> **Task**
Reproduce all of the entries character for character, while leaving out any pictures they contain.

> **Dataset content**
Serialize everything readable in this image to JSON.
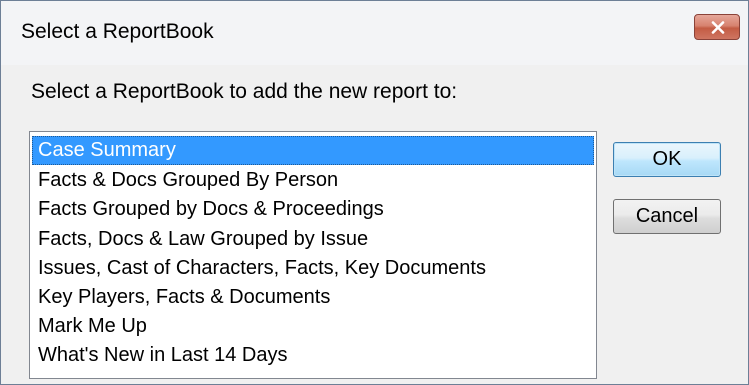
{
  "window": {
    "title": "Select a ReportBook",
    "close_icon": "close-icon",
    "close_color": "#c75b42"
  },
  "prompt": "Select a ReportBook to add the new report to:",
  "list": {
    "selected_index": 0,
    "selection_color": "#3399ff",
    "items": [
      {
        "label": "Case Summary"
      },
      {
        "label": "Facts & Docs Grouped By Person"
      },
      {
        "label": "Facts Grouped by Docs & Proceedings"
      },
      {
        "label": "Facts, Docs & Law Grouped by Issue"
      },
      {
        "label": "Issues, Cast of Characters, Facts, Key Documents"
      },
      {
        "label": "Key Players, Facts & Documents"
      },
      {
        "label": "Mark Me Up"
      },
      {
        "label": "What's New in Last 14 Days"
      }
    ]
  },
  "buttons": {
    "ok_label": "OK",
    "cancel_label": "Cancel"
  }
}
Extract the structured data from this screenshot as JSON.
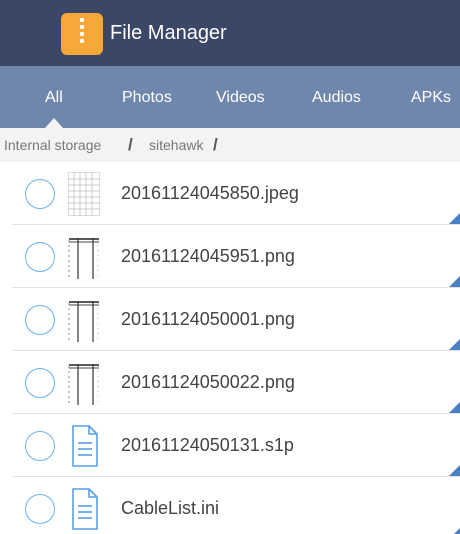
{
  "app": {
    "title": "File Manager",
    "icon": "zip-archive-icon"
  },
  "tabs": [
    {
      "label": "All",
      "selected": true
    },
    {
      "label": "Photos",
      "selected": false
    },
    {
      "label": "Videos",
      "selected": false
    },
    {
      "label": "Audios",
      "selected": false
    },
    {
      "label": "APKs",
      "selected": false
    }
  ],
  "breadcrumb": {
    "items": [
      "Internal storage",
      "sitehawk"
    ],
    "separator": "/"
  },
  "files": [
    {
      "name": "20161124045850.jpeg",
      "icon": "image-grid-thumbnail-icon",
      "selected": false
    },
    {
      "name": "20161124045951.png",
      "icon": "image-thumbnail-icon",
      "selected": false
    },
    {
      "name": "20161124050001.png",
      "icon": "image-thumbnail-icon",
      "selected": false
    },
    {
      "name": "20161124050022.png",
      "icon": "image-thumbnail-icon",
      "selected": false
    },
    {
      "name": "20161124050131.s1p",
      "icon": "document-icon",
      "selected": false
    },
    {
      "name": "CableList.ini",
      "icon": "document-icon",
      "selected": false
    }
  ],
  "colors": {
    "header": "#3a4767",
    "tabs": "#6f87ad",
    "accent": "#4a7fc1",
    "radio": "#6ab2ea",
    "app_icon": "#f7a839"
  }
}
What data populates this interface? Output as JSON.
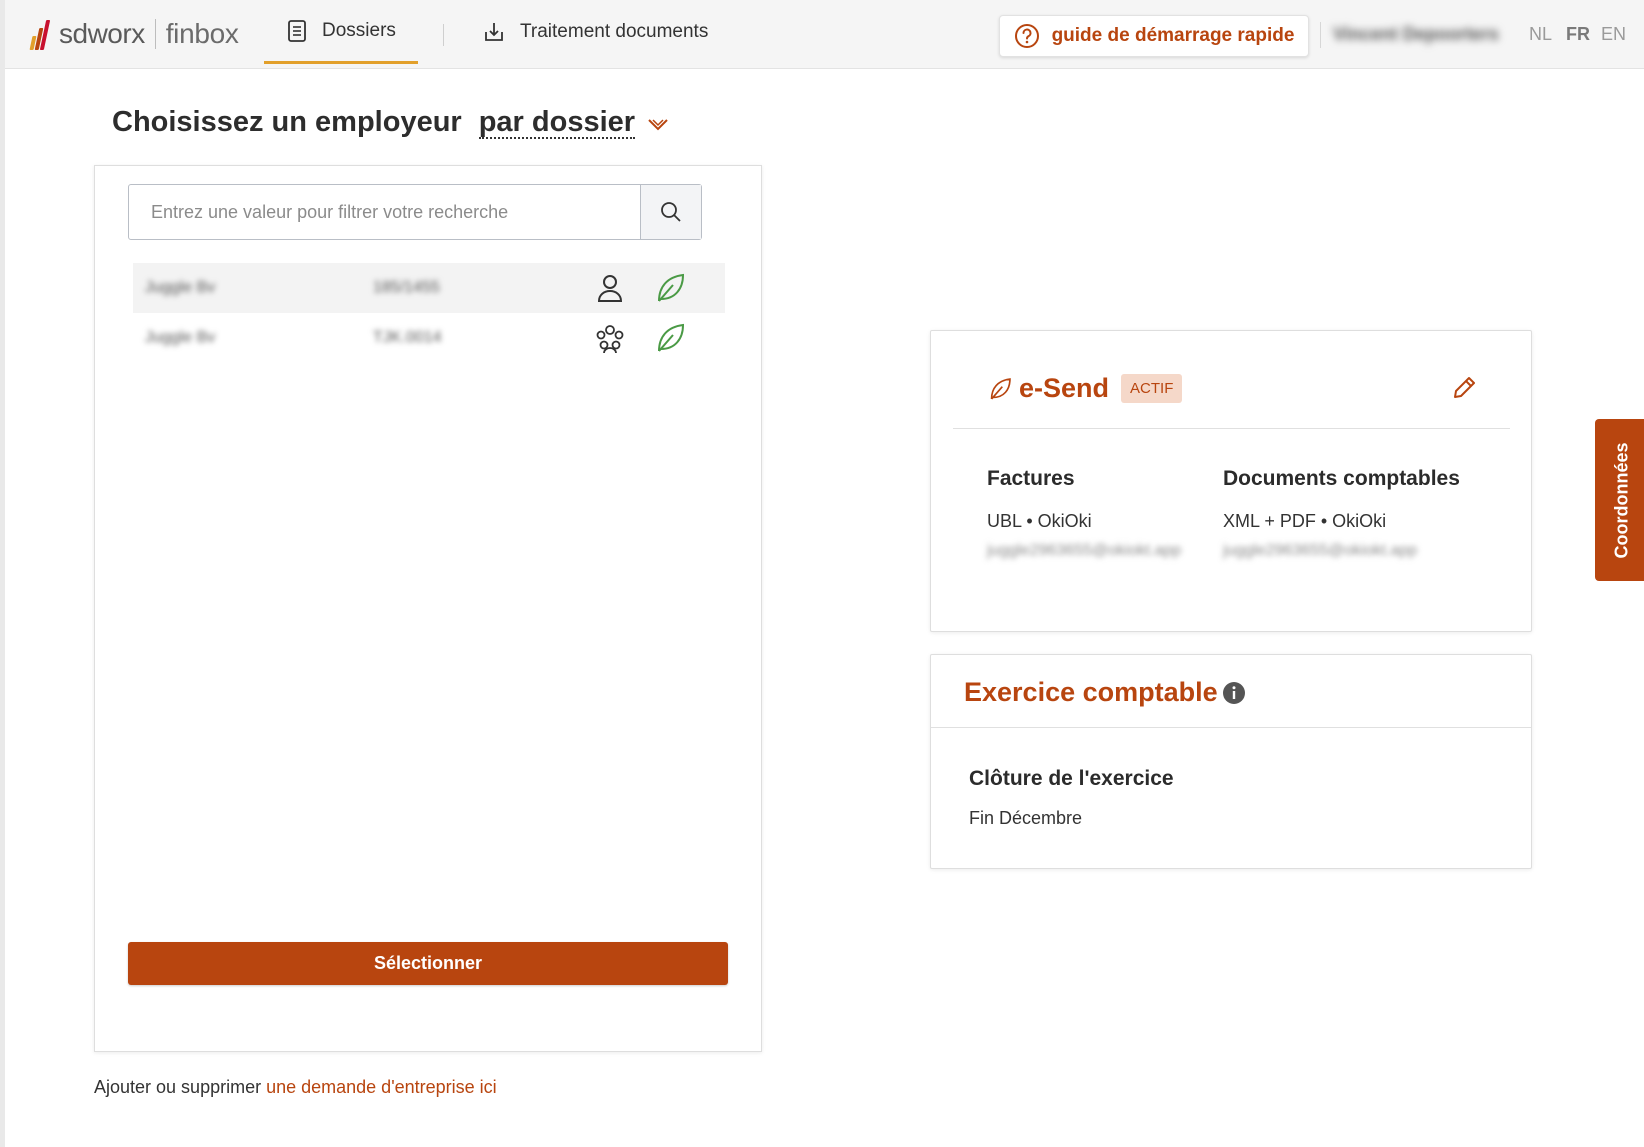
{
  "header": {
    "logo_brand": "sdworx",
    "logo_product": "finbox",
    "tabs": [
      {
        "label": "Dossiers",
        "icon": "document-list-icon",
        "active": true
      },
      {
        "label": "Traitement documents",
        "icon": "download-tray-icon",
        "active": false
      }
    ],
    "guide_label": "guide de démarrage rapide",
    "user_name": "Vincent Depoorters",
    "languages": [
      {
        "code": "NL",
        "active": false
      },
      {
        "code": "FR",
        "active": true
      },
      {
        "code": "EN",
        "active": false
      }
    ]
  },
  "colors": {
    "accent": "#b8450f",
    "tab_underline": "#e2a02b",
    "leaf_green": "#4a9a45"
  },
  "title": {
    "text": "Choisissez un employeur",
    "by_label": "par dossier"
  },
  "search": {
    "placeholder": "Entrez une valeur pour filtrer votre recherche",
    "value": ""
  },
  "employers": [
    {
      "name": "Juggle Bv",
      "code": "185/1455",
      "type_icon": "person-icon",
      "status_icon": "leaf-icon",
      "selected": true
    },
    {
      "name": "Juggle Bv",
      "code": "TJK.0014",
      "type_icon": "group-icon",
      "status_icon": "leaf-icon",
      "selected": false
    }
  ],
  "select_button": "Sélectionner",
  "footer": {
    "prefix": "Ajouter ou supprimer ",
    "link": "une demande d'entreprise ici"
  },
  "esend": {
    "title": "e-Send",
    "badge": "ACTIF",
    "columns": [
      {
        "heading": "Factures",
        "value": "UBL • OkiOki",
        "email": "juggle2963655@okiokt.app"
      },
      {
        "heading": "Documents comptables",
        "value": "XML + PDF • OkiOki",
        "email": "juggle2963655@okiokt.app"
      }
    ]
  },
  "exercice": {
    "title": "Exercice comptable",
    "label": "Clôture de l'exercice",
    "value": "Fin Décembre"
  },
  "side_tab": "Coordonnées"
}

> **Answer to this problem**
Serialize everything readable in this image to JSON.
{
  "window": {
    "title": "Select a ReportBook",
    "close_icon": "close-icon",
    "close_color": "#c75b42"
  },
  "prompt": "Select a ReportBook to add the new report to:",
  "list": {
    "selected_index": 0,
    "selection_color": "#3399ff",
    "items": [
      {
        "label": "Case Summary"
      },
      {
        "label": "Facts & Docs Grouped By Person"
      },
      {
        "label": "Facts Grouped by Docs & Proceedings"
      },
      {
        "label": "Facts, Docs & Law Grouped by Issue"
      },
      {
        "label": "Issues, Cast of Characters, Facts, Key Documents"
      },
      {
        "label": "Key Players, Facts & Documents"
      },
      {
        "label": "Mark Me Up"
      },
      {
        "label": "What's New in Last 14 Days"
      }
    ]
  },
  "buttons": {
    "ok_label": "OK",
    "cancel_label": "Cancel"
  }
}
Extract the structured data from this screenshot as JSON.
{
  "app": {
    "title": "File Manager",
    "icon": "zip-archive-icon"
  },
  "tabs": [
    {
      "label": "All",
      "selected": true
    },
    {
      "label": "Photos",
      "selected": false
    },
    {
      "label": "Videos",
      "selected": false
    },
    {
      "label": "Audios",
      "selected": false
    },
    {
      "label": "APKs",
      "selected": false
    }
  ],
  "breadcrumb": {
    "items": [
      "Internal storage",
      "sitehawk"
    ],
    "separator": "/"
  },
  "files": [
    {
      "name": "20161124045850.jpeg",
      "icon": "image-grid-thumbnail-icon",
      "selected": false
    },
    {
      "name": "20161124045951.png",
      "icon": "image-thumbnail-icon",
      "selected": false
    },
    {
      "name": "20161124050001.png",
      "icon": "image-thumbnail-icon",
      "selected": false
    },
    {
      "name": "20161124050022.png",
      "icon": "image-thumbnail-icon",
      "selected": false
    },
    {
      "name": "20161124050131.s1p",
      "icon": "document-icon",
      "selected": false
    },
    {
      "name": "CableList.ini",
      "icon": "document-icon",
      "selected": false
    }
  ],
  "colors": {
    "header": "#3a4767",
    "tabs": "#6f87ad",
    "accent": "#4a7fc1",
    "radio": "#6ab2ea",
    "app_icon": "#f7a839"
  }
}
What data populates this interface? Output as JSON.
{
  "header": {
    "logo_brand": "sdworx",
    "logo_product": "finbox",
    "tabs": [
      {
        "label": "Dossiers",
        "icon": "document-list-icon",
        "active": true
      },
      {
        "label": "Traitement documents",
        "icon": "download-tray-icon",
        "active": false
      }
    ],
    "guide_label": "guide de démarrage rapide",
    "user_name": "Vincent Depoorters",
    "languages": [
      {
        "code": "NL",
        "active": false
      },
      {
        "code": "FR",
        "active": true
      },
      {
        "code": "EN",
        "active": false
      }
    ]
  },
  "colors": {
    "accent": "#b8450f",
    "tab_underline": "#e2a02b",
    "leaf_green": "#4a9a45"
  },
  "title": {
    "text": "Choisissez un employeur",
    "by_label": "par dossier"
  },
  "search": {
    "placeholder": "Entrez une valeur pour filtrer votre recherche",
    "value": ""
  },
  "employers": [
    {
      "name": "Juggle Bv",
      "code": "185/1455",
      "type_icon": "person-icon",
      "status_icon": "leaf-icon",
      "selected": true
    },
    {
      "name": "Juggle Bv",
      "code": "TJK.0014",
      "type_icon": "group-icon",
      "status_icon": "leaf-icon",
      "selected": false
    }
  ],
  "select_button": "Sélectionner",
  "footer": {
    "prefix": "Ajouter ou supprimer ",
    "link": "une demande d'entreprise ici"
  },
  "esend": {
    "title": "e-Send",
    "badge": "ACTIF",
    "columns": [
      {
        "heading": "Factures",
        "value": "UBL • OkiOki",
        "email": "juggle2963655@okiokt.app"
      },
      {
        "heading": "Documents comptables",
        "value": "XML + PDF • OkiOki",
        "email": "juggle2963655@okiokt.app"
      }
    ]
  },
  "exercice": {
    "title": "Exercice comptable",
    "label": "Clôture de l'exercice",
    "value": "Fin Décembre"
  },
  "side_tab": "Coordonnées"
}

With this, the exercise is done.